* _Your goal_:
Produce a copy of every line in the records that holds the string "JSON".

(Dataset rows for apps and sites)
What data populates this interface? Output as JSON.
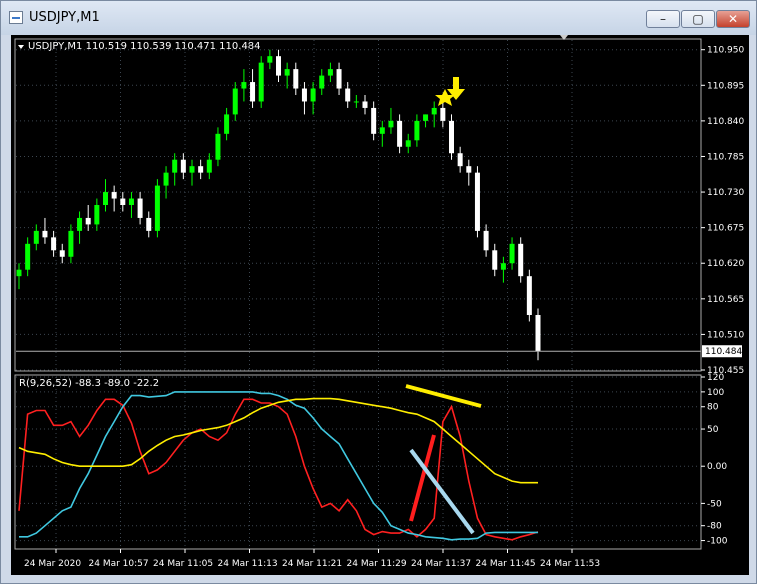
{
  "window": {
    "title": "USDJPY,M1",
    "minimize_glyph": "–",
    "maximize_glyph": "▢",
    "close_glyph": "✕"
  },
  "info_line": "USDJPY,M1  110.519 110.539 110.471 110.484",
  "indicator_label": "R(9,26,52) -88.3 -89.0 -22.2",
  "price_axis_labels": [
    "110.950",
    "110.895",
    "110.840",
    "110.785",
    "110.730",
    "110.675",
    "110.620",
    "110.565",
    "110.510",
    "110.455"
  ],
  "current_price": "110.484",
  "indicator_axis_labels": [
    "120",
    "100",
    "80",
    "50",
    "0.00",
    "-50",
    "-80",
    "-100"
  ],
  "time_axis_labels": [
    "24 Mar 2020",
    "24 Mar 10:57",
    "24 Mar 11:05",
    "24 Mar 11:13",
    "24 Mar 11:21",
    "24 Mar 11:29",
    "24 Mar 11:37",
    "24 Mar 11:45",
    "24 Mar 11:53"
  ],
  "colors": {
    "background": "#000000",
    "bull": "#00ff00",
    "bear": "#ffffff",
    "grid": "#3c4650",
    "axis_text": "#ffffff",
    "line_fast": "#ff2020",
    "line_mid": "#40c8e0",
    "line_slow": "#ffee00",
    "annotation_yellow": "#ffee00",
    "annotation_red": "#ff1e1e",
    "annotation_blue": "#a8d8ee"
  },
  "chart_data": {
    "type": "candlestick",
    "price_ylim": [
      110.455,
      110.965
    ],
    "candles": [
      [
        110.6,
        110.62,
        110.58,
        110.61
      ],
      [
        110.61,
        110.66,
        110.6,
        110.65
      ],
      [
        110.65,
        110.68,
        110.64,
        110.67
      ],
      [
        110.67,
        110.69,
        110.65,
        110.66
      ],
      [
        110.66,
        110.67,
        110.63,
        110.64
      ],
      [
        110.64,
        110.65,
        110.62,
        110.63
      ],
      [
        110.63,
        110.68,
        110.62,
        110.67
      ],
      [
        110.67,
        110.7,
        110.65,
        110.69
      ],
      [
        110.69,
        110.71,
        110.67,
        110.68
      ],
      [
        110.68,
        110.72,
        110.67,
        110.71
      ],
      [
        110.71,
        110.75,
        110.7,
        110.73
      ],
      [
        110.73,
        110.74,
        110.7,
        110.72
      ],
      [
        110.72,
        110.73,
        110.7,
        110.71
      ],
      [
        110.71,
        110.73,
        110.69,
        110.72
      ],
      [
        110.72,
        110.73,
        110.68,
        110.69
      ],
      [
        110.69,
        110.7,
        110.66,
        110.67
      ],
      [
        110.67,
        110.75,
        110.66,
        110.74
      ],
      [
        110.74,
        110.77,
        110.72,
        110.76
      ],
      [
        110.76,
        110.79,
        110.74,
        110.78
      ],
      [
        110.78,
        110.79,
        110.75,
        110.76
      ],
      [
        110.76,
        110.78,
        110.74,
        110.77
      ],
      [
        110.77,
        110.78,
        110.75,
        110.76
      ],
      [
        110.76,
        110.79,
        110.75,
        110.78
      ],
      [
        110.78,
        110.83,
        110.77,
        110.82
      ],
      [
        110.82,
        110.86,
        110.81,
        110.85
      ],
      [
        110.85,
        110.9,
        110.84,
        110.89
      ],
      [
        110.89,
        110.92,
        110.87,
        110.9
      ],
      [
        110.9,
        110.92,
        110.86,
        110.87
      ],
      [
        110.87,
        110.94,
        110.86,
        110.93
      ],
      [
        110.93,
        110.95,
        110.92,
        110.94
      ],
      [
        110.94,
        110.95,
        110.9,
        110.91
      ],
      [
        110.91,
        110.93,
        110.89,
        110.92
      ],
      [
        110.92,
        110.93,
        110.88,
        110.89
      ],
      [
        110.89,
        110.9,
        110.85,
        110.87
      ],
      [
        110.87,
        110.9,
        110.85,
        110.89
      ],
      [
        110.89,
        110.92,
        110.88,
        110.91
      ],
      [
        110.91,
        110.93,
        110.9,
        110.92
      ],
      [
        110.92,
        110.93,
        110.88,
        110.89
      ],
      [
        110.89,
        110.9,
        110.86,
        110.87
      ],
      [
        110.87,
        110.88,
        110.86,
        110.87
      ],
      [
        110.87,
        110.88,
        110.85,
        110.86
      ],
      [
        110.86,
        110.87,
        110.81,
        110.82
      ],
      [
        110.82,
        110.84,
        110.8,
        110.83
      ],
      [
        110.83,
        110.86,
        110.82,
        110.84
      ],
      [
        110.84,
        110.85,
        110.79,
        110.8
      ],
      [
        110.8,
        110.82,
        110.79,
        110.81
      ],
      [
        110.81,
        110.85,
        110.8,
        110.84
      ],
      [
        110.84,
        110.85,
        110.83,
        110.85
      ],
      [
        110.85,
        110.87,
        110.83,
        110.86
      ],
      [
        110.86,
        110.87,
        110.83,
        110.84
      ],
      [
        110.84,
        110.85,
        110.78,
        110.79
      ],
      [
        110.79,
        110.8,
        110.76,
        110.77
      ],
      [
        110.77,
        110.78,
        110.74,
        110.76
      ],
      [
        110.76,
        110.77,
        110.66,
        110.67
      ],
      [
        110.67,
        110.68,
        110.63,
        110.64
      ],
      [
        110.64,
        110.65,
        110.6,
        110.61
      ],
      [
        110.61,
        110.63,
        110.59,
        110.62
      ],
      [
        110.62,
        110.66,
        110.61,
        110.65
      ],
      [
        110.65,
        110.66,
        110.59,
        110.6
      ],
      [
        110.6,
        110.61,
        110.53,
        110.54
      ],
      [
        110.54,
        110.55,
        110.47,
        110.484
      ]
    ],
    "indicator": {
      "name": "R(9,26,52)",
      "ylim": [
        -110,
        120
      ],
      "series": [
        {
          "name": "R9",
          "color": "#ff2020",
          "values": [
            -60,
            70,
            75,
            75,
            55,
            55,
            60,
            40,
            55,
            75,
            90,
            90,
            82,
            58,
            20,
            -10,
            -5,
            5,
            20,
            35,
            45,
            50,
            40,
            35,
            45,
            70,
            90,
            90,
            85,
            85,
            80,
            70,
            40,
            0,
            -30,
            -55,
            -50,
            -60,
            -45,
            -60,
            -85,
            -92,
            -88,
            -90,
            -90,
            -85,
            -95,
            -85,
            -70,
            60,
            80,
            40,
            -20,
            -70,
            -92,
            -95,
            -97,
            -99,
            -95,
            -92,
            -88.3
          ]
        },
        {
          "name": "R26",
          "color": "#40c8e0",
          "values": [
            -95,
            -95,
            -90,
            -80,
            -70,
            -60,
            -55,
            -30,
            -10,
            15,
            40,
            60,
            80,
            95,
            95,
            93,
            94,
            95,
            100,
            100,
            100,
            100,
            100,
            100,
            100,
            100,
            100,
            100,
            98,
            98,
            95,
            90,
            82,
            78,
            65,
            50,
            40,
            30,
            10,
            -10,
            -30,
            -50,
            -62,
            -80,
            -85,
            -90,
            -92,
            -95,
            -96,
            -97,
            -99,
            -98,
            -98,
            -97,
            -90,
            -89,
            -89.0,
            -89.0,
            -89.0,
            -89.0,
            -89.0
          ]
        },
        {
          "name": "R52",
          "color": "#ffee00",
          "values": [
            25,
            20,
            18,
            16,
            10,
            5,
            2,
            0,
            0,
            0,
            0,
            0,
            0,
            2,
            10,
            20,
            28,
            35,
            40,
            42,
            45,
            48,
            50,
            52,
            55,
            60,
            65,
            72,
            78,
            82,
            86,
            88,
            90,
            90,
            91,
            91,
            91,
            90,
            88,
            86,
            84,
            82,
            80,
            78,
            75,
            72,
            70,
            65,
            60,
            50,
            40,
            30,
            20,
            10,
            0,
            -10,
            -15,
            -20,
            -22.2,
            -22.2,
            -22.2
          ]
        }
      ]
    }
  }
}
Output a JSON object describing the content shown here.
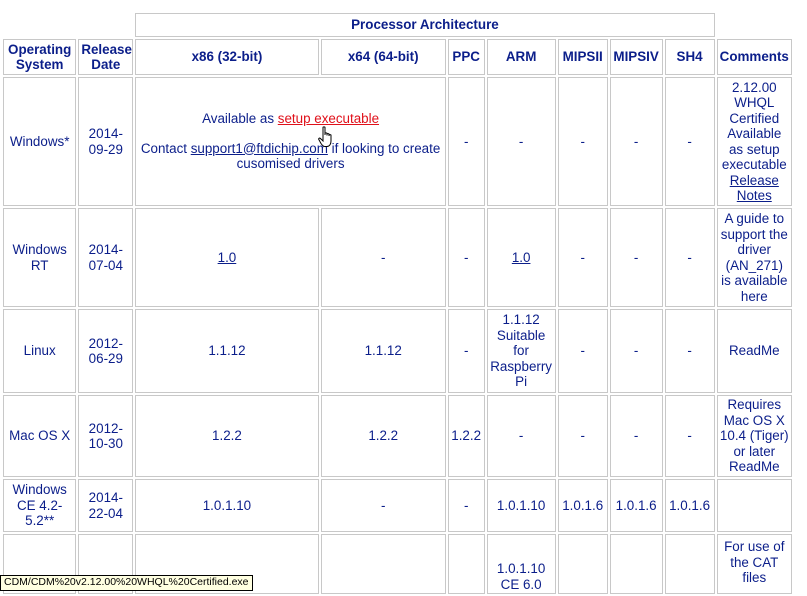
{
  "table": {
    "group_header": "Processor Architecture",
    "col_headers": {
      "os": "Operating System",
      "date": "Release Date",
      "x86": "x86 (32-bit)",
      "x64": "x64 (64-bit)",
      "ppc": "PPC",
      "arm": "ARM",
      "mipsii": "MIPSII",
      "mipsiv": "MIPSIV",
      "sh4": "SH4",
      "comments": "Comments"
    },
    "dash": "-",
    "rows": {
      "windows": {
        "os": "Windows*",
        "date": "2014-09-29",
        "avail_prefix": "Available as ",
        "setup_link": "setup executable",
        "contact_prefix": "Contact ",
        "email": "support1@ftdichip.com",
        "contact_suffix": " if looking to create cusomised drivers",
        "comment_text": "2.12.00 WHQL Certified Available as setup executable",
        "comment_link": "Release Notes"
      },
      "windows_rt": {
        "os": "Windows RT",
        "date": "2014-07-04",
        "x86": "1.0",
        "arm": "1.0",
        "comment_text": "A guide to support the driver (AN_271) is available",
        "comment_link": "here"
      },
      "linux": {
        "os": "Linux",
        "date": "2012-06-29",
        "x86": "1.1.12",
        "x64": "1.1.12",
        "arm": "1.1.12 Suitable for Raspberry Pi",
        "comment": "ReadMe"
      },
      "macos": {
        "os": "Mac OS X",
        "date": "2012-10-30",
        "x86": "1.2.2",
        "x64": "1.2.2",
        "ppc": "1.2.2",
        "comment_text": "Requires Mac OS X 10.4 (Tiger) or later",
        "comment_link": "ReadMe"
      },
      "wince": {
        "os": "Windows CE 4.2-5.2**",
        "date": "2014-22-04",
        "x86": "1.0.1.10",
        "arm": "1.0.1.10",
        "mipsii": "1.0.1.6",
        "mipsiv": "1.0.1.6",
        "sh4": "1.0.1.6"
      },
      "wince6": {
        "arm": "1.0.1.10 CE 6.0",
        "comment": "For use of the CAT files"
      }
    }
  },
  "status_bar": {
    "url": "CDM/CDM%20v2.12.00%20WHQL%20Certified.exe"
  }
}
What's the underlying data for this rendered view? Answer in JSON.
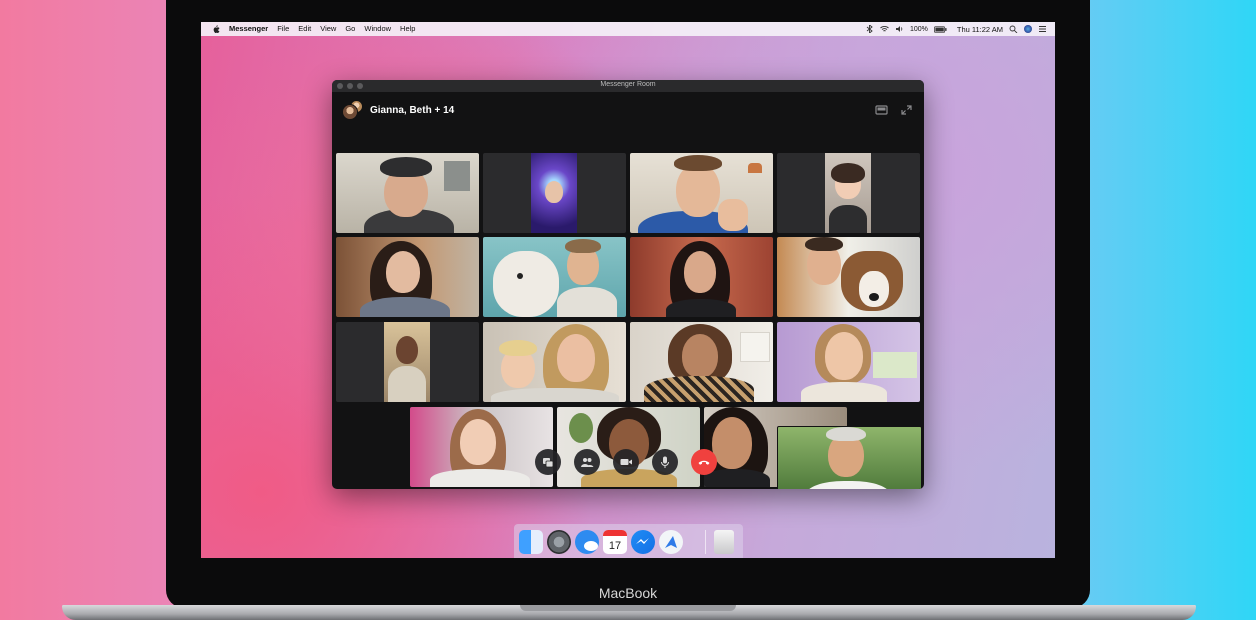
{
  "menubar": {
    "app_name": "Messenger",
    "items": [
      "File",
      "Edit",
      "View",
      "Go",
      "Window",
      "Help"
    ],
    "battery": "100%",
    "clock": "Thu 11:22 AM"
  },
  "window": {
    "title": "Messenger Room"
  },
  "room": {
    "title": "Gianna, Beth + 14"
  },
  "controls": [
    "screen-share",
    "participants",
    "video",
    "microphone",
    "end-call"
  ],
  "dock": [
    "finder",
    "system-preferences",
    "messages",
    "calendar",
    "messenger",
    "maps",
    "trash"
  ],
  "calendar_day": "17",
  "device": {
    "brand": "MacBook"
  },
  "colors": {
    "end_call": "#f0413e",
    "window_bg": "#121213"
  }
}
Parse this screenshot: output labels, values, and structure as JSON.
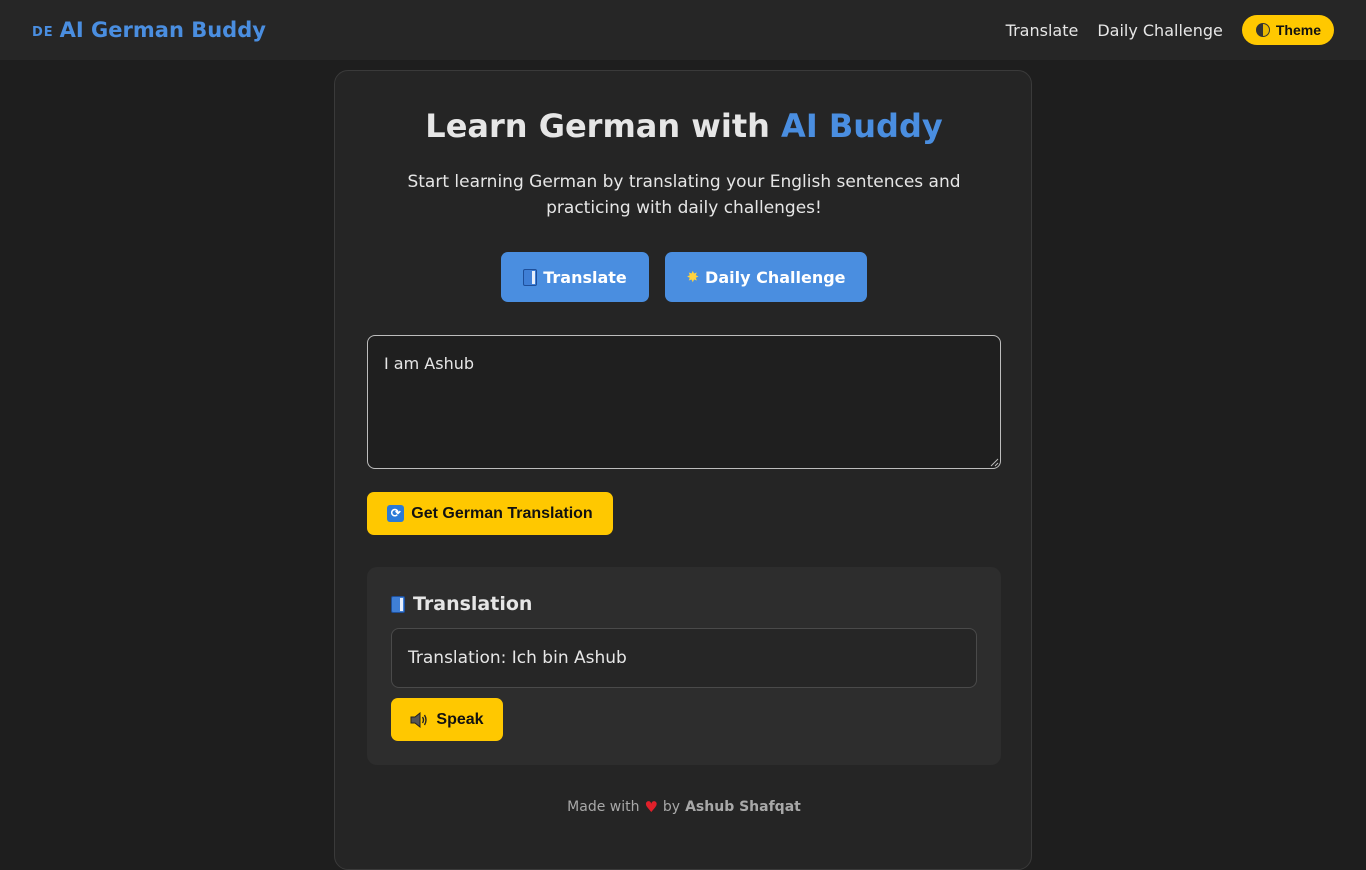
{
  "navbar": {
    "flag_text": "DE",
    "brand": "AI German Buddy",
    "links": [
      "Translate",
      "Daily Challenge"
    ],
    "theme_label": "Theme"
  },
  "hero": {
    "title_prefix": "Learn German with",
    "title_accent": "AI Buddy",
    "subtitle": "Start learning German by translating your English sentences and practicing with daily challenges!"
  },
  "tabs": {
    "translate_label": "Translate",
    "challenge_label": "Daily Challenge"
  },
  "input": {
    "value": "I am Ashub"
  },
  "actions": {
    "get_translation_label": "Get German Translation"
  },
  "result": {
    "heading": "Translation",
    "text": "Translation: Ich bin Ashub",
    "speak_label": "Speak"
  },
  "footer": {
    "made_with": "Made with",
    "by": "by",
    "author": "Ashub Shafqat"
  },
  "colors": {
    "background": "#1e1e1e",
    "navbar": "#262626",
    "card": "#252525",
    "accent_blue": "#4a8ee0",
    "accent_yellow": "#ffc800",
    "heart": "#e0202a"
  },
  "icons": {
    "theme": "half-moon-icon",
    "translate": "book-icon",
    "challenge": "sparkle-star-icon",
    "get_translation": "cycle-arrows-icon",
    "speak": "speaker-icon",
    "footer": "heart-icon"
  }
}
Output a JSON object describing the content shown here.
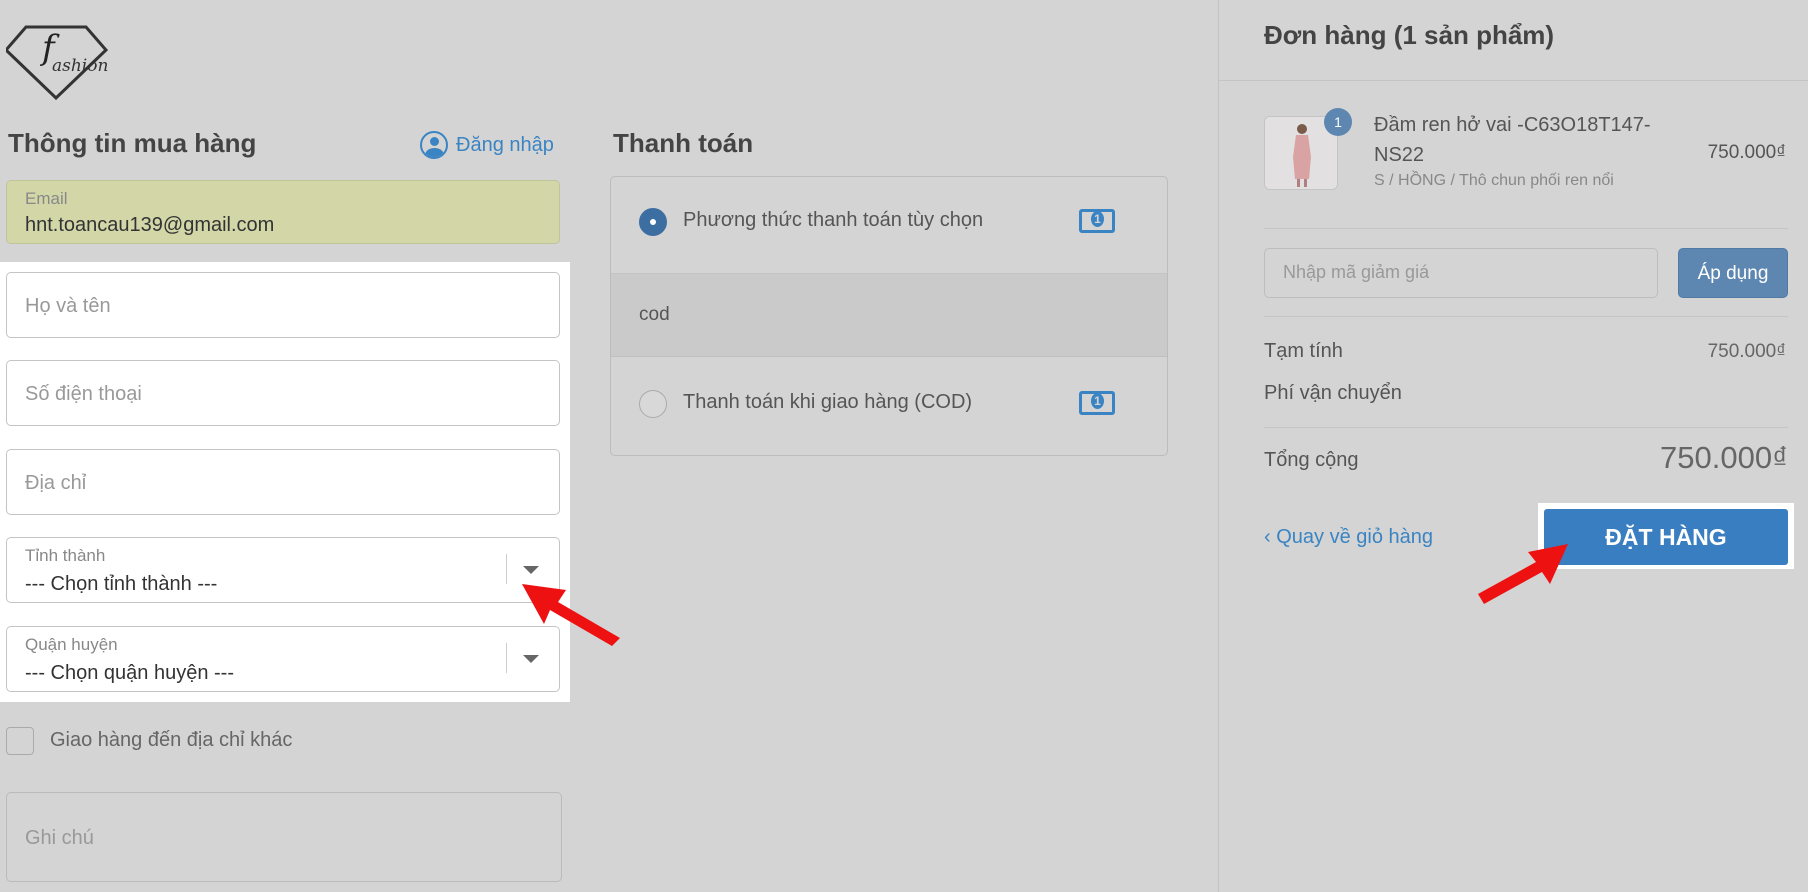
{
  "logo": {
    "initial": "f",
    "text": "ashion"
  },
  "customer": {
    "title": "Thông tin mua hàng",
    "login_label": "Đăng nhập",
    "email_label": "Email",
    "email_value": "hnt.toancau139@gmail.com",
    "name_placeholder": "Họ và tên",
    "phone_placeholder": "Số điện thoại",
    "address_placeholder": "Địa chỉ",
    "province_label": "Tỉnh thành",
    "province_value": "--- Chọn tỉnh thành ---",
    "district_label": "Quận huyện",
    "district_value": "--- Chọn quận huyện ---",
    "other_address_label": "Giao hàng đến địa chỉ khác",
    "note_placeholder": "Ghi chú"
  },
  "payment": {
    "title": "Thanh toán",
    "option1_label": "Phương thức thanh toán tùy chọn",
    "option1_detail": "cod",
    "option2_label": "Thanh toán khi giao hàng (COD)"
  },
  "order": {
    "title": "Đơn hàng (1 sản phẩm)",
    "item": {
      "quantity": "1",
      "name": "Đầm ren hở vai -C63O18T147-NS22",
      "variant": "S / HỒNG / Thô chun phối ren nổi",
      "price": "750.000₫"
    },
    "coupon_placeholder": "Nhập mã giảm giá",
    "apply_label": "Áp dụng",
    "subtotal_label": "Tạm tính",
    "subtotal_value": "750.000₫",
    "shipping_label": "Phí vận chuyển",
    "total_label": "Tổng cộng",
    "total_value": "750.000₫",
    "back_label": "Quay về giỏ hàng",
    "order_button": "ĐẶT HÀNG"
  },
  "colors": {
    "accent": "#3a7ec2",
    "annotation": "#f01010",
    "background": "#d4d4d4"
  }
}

* _Reply to the task_:
What data populates this interface? Output as JSON.
Output a JSON object describing the content shown here.
What's the underlying data for this rendered view? Answer in JSON.
Parse this screenshot: output labels, values, and structure as JSON.
Output a JSON object describing the content shown here.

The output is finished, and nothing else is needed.